5 / 5 (3) Aug 12, 2014
I have expected for many years that life extension would occur before 2050 if it's possible, definitely by the end of the century. I can't see any reason why it isn't possible. It will change society like nothing since the invention of religion.

I think, despite the resistance of the usual suspects, that the changes will end up being for the better. It will make us face our over population problem sooner for one thing. We will be forced to sooner or later limit reproductive rights when life extension occurs and that will cause riots. That will benefit all other species and the environment.

I also think the economics of a huge leisure class that just consumes hasn't been analyzed properly. The work of the people who produce for that leisure class, basically everyone who works, will be worth progressively more as the leisure class grows.
Doug_Huffman
1 / 5 (1) Aug 12, 2014
Life expectancy has been increasing since the 20th Century and is now about double.
Whydening Gyre
5 / 5 (1) Aug 13, 2014
I also think the economics of a huge leisure class that just consumes hasn't been analyzed properly. The work of the people who produce for that leisure class, basically everyone who works, will be worth progressively more as the leisure class grows.

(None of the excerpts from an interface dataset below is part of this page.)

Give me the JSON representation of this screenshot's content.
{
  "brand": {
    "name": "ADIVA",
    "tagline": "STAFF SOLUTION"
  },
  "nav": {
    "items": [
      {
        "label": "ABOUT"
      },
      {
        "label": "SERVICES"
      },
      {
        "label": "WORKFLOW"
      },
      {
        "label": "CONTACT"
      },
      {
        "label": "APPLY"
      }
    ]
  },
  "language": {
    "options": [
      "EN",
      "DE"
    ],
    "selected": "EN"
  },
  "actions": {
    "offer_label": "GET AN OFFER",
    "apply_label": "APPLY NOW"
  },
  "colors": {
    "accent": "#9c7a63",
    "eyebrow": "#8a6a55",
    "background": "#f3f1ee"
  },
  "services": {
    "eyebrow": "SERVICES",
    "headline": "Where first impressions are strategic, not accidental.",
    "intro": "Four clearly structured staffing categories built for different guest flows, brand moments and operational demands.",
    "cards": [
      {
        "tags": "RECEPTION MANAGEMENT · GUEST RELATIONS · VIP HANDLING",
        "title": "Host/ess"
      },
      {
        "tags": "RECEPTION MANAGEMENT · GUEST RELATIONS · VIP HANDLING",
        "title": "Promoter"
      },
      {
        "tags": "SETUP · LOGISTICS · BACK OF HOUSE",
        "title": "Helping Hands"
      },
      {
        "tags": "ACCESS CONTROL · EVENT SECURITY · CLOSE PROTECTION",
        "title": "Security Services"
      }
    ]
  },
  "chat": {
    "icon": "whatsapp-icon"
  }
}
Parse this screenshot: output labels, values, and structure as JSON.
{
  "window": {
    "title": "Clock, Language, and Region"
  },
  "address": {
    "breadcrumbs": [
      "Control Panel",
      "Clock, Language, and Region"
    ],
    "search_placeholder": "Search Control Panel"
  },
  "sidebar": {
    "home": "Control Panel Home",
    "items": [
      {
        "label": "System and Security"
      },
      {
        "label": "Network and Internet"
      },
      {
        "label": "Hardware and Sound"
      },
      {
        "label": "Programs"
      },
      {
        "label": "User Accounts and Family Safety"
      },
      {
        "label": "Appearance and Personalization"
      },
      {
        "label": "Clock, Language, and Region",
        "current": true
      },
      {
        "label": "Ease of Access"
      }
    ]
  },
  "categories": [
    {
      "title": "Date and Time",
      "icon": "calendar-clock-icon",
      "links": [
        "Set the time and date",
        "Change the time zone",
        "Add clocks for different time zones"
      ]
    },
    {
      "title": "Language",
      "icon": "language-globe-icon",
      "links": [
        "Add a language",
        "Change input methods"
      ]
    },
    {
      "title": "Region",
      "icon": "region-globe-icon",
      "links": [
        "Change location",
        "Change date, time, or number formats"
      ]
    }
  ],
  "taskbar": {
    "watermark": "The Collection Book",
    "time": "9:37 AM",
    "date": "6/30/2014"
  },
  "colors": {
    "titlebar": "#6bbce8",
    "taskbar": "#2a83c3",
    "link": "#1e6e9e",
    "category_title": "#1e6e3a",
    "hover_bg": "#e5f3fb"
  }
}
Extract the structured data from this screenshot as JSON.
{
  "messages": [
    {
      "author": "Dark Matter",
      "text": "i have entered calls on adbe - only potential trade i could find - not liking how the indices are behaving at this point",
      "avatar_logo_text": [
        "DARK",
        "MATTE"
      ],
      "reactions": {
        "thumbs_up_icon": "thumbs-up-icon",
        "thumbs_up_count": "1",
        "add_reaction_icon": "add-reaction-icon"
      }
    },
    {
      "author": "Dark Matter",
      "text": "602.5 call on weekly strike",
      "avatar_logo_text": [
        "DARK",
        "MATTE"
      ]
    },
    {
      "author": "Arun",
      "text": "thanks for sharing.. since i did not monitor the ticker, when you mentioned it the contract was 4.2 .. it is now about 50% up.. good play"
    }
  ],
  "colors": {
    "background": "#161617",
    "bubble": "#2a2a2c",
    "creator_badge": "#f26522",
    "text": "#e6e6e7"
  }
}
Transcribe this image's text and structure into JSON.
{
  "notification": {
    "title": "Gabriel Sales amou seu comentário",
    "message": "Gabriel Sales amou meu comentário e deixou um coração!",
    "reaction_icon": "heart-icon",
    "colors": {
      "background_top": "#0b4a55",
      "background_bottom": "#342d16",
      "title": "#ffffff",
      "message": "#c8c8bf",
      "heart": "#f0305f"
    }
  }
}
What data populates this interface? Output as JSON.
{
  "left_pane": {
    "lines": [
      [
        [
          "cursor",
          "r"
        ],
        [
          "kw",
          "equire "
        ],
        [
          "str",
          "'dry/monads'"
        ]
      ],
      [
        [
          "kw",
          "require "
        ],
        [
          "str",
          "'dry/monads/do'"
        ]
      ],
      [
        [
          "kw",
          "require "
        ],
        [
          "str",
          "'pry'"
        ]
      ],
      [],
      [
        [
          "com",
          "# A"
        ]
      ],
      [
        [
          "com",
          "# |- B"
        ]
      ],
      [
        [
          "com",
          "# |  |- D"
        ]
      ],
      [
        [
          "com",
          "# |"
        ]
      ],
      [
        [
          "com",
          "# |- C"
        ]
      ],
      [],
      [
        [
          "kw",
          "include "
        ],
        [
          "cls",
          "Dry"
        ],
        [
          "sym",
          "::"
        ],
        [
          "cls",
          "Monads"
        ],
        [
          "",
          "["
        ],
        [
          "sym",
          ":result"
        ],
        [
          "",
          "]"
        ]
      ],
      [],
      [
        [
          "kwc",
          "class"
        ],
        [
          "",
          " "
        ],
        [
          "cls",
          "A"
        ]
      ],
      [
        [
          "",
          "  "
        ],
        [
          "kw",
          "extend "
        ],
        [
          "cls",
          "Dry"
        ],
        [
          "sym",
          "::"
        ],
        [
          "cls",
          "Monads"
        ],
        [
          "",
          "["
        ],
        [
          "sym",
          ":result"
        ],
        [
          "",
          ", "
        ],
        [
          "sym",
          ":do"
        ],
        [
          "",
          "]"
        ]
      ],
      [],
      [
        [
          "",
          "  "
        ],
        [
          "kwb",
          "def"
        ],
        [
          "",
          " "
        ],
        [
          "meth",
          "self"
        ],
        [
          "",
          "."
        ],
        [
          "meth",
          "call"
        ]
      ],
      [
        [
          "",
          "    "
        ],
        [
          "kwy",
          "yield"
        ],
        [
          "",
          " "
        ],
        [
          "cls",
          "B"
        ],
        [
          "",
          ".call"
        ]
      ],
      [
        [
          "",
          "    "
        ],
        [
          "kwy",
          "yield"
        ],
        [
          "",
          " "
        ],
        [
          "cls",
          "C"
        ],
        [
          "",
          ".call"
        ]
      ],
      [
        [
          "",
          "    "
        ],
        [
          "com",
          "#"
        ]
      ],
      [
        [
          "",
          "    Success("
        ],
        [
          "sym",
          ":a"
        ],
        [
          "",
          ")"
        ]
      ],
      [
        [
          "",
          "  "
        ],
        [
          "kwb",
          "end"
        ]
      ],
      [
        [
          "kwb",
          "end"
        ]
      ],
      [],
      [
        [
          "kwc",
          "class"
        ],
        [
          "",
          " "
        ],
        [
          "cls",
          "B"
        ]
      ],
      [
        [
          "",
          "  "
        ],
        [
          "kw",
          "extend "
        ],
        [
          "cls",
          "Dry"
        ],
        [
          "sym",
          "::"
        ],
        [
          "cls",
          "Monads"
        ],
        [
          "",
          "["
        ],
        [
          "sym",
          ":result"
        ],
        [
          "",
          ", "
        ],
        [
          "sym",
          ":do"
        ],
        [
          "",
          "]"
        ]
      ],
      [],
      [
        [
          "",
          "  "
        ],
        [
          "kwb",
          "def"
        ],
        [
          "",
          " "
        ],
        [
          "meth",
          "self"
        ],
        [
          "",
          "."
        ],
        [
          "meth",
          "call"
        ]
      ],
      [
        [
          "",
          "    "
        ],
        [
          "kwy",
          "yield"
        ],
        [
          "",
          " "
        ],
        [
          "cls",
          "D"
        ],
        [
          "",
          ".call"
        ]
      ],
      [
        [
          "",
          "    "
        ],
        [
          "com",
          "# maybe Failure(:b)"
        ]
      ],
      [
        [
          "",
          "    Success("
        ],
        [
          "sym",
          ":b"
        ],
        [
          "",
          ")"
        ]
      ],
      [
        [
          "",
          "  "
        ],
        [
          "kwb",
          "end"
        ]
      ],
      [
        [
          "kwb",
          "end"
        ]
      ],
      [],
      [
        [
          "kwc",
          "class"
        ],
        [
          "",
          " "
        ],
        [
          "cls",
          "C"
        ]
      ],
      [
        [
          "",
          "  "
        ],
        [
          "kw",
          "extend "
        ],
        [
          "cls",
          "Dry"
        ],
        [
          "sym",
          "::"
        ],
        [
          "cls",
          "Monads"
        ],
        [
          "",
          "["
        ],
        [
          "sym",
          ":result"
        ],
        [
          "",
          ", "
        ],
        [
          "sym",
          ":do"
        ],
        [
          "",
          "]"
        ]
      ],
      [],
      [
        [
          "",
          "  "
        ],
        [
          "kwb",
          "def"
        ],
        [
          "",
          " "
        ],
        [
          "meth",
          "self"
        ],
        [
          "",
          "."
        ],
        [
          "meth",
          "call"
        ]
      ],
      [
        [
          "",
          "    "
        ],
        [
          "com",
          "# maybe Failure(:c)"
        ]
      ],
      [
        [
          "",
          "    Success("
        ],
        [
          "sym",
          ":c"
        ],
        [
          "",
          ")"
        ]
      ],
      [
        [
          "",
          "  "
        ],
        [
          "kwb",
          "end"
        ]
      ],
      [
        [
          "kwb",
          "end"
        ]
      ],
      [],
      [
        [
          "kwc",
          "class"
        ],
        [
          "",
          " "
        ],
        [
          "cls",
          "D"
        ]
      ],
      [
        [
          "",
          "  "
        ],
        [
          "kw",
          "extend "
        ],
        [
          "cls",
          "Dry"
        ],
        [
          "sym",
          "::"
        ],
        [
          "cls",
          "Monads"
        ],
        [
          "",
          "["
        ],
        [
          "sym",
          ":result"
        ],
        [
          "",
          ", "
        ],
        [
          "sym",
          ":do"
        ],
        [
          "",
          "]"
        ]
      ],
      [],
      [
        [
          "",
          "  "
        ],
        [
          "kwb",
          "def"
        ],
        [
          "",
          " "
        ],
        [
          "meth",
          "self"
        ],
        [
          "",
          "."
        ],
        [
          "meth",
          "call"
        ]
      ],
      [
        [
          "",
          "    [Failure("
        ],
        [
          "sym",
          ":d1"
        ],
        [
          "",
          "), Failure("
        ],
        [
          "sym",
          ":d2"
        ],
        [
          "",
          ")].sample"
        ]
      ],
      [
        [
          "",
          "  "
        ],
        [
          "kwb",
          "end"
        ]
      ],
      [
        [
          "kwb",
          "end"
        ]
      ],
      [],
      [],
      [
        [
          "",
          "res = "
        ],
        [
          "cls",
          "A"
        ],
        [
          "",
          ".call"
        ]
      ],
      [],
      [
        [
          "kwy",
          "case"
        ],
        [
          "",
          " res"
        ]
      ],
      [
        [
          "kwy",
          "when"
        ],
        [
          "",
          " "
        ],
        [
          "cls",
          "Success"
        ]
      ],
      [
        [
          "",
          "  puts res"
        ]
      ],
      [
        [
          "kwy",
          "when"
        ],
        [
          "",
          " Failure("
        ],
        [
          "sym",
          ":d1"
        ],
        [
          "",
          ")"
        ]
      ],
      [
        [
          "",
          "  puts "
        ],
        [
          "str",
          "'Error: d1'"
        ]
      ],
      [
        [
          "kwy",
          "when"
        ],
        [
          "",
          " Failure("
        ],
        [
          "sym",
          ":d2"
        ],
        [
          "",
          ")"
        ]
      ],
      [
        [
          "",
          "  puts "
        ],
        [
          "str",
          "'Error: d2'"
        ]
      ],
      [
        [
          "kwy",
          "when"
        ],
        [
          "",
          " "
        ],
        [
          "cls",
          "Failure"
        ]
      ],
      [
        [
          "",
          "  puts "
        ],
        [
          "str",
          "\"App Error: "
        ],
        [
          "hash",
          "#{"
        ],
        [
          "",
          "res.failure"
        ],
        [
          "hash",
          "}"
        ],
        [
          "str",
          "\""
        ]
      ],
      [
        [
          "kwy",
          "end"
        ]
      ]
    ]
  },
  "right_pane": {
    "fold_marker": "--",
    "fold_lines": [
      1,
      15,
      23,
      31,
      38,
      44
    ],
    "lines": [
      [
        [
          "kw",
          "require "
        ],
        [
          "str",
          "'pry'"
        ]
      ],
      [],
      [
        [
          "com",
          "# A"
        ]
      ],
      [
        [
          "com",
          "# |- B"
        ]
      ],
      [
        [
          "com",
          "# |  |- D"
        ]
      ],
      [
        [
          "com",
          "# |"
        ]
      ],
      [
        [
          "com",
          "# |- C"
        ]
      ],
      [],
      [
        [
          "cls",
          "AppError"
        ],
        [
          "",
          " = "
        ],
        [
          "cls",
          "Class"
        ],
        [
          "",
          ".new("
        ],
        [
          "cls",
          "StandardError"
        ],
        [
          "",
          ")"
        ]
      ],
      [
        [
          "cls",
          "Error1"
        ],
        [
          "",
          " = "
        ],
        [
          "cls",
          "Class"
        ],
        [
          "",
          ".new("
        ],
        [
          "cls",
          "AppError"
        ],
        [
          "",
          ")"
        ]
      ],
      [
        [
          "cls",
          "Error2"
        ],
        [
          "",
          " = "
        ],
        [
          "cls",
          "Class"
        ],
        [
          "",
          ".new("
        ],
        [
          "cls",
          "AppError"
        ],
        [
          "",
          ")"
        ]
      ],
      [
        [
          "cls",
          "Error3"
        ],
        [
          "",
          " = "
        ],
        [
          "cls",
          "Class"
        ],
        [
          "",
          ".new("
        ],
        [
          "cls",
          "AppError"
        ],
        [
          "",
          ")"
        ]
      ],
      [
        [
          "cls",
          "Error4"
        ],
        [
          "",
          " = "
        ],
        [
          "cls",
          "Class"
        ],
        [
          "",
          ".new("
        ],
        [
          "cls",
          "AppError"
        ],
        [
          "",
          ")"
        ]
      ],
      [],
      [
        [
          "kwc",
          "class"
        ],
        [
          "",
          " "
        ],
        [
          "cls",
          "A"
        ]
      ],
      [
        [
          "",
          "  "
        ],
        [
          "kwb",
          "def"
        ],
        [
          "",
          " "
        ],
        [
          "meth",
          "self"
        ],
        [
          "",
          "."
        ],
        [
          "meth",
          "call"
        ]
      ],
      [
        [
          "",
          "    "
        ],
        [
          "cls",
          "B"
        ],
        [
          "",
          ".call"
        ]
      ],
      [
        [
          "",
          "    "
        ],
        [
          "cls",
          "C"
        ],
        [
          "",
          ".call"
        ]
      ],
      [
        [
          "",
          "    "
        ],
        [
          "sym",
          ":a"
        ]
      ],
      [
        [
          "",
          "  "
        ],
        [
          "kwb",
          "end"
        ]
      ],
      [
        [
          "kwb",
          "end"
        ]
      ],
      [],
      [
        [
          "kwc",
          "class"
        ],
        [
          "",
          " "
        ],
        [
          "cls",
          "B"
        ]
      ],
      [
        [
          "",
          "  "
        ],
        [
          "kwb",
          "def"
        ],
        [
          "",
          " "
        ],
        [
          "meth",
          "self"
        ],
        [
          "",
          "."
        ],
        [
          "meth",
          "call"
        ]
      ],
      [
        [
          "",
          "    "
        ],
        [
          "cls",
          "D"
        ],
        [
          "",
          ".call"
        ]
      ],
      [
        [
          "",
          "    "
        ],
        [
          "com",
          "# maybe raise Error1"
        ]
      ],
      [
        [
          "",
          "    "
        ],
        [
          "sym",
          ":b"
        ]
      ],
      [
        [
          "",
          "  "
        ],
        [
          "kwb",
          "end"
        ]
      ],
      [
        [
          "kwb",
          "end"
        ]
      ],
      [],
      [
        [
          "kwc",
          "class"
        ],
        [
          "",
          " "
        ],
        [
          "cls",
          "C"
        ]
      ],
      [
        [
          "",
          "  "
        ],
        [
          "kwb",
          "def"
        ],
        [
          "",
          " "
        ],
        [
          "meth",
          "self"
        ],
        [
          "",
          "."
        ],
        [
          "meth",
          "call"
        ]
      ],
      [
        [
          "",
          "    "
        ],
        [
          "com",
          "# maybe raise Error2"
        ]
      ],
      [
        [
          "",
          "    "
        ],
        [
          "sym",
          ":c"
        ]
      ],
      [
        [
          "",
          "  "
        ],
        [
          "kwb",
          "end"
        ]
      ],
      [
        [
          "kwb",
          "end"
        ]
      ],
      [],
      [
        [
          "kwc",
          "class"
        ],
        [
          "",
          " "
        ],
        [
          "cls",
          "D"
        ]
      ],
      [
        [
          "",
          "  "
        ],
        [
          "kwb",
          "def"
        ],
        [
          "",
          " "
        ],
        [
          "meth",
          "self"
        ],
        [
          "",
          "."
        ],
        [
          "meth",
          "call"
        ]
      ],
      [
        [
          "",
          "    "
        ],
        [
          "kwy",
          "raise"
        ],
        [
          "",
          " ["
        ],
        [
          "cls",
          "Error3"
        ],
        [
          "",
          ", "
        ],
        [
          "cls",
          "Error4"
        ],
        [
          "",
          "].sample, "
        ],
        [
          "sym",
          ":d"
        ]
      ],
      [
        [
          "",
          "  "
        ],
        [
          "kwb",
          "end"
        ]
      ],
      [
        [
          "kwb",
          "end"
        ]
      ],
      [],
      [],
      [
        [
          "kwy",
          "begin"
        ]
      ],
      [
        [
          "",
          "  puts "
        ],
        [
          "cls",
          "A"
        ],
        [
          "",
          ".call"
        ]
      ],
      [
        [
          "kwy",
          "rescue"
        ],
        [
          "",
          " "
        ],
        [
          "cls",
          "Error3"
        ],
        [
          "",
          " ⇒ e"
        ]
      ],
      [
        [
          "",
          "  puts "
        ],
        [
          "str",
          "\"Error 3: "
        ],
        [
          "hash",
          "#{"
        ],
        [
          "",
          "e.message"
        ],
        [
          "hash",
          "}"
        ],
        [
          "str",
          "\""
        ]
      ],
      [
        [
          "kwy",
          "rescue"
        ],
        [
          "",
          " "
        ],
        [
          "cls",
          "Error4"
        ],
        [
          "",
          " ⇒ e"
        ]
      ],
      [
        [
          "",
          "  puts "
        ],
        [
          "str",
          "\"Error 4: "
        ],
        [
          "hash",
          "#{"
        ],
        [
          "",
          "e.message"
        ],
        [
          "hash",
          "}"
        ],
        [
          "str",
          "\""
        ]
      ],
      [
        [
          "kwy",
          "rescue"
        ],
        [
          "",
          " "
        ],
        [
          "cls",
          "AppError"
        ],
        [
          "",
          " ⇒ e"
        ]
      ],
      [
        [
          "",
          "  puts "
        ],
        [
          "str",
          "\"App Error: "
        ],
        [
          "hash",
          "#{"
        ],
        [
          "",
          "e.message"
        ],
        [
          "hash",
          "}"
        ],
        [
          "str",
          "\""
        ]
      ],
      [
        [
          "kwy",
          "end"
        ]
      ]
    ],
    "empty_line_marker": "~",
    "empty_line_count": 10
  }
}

Even now, leisure activities are a huge chunk of the economy..
kochevnik
4.5 / 5 (2) Aug 13, 2014
Life expectancy has been increasing since the 20th Century and is now about double.
But longevity has not increased substantially in that time.
arathornbr
not rated yet Aug 13, 2014
Cool, but where is the URL??
Shakescene21
1 / 5 (1) Sep 04, 2014
"Cool, but where is the URL?"

Here it is:
http://www.calicolabs.com/
Not too much there yet beyond what's in the article.
NOM
5 / 5 (1) Sep 05, 2014
@Moebius
I doubt that extending the life of the few people who will be able to afford to extend their lives would have much effect on population. Many of these people don't exactly contribute much already, eg Paris Hilton.
Once the privileged few have achieved immortality, they may start to think long-term about what is happening to this planet.
TheGhostofOtto1923
3.7 / 5 (3) Sep 14, 2014
I also think the economics of a huge leisure class that just consumes hasn't been analyzed properly. The work of the people who produce for that leisure class, basically everyone who works, will be worth progressively more as the leisure class grows.
Attitudes like this are why the sabbath was invented and working on it was deemed a capital crime.

The trend of technology has always been to enable more production with fewer people. This trend is accelerating geometrically. Automation can and will drive most people out if work. But it can also be made to pay for itself and support the workers it displaces.

Instead of taxing owners, machines can be taxed directly. They can record exactly the amount of work they do and resources they consume. Removing humans from the process of taxation will increase revenue enormously.
TheGhostofOtto1923
1 / 5 (1) Sep 14, 2014
BTW, we won't see treatments to increase longevity until the cultures and institutions in this world which force population growth, are mitigated.

Overpopulation is the single most dangerous condition in the world today. Countering it requires many activities, including suppressing technologies which exacerbate it.